Fragile Ghazal

Bryce Morales ’19
July 25, 2019
Class Marshal Bryce Morales leads classmates to chairs at the Phillips Exeter Academy graduation.

Bryce Morales (right) at the Exeter graduation. 

We weren’t warned. We blindly stumbled upon the fight out here.
By the time we escaped everything was alight out here.

Cars in the distance. The whoosh passes. No one is singing.
Now I know how the grass feels, nibbled by frostbite out here.

Deep freeze drives fissures through the brittle ground. But even now
dense bristles of sugarcane glisten in the light out here.

Driven out of existence. The last shark died. Too stubborn.
Today the sewer rat in exile wields her might out here.

What time is it? A soft gray daylight, and growing grayer.
After two more Vs of geese pass it will be night out here.

When I stood smaller than a sapling, my hometown dissolved.
There’s safety in solitude. I’ll survive all right out here.

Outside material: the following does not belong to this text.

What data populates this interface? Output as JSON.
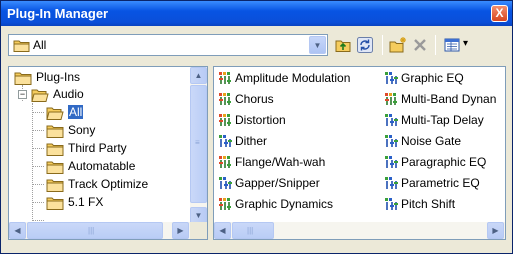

Editors note: Bryce Morales ’19 was awarded the 2019 Lewis Sibley Poetry Prize for the most promising collection of original poems, including this ghazal, a form of poetry whose origins trace to seventh-century Persia. Bryce will attend Yale University in the fall.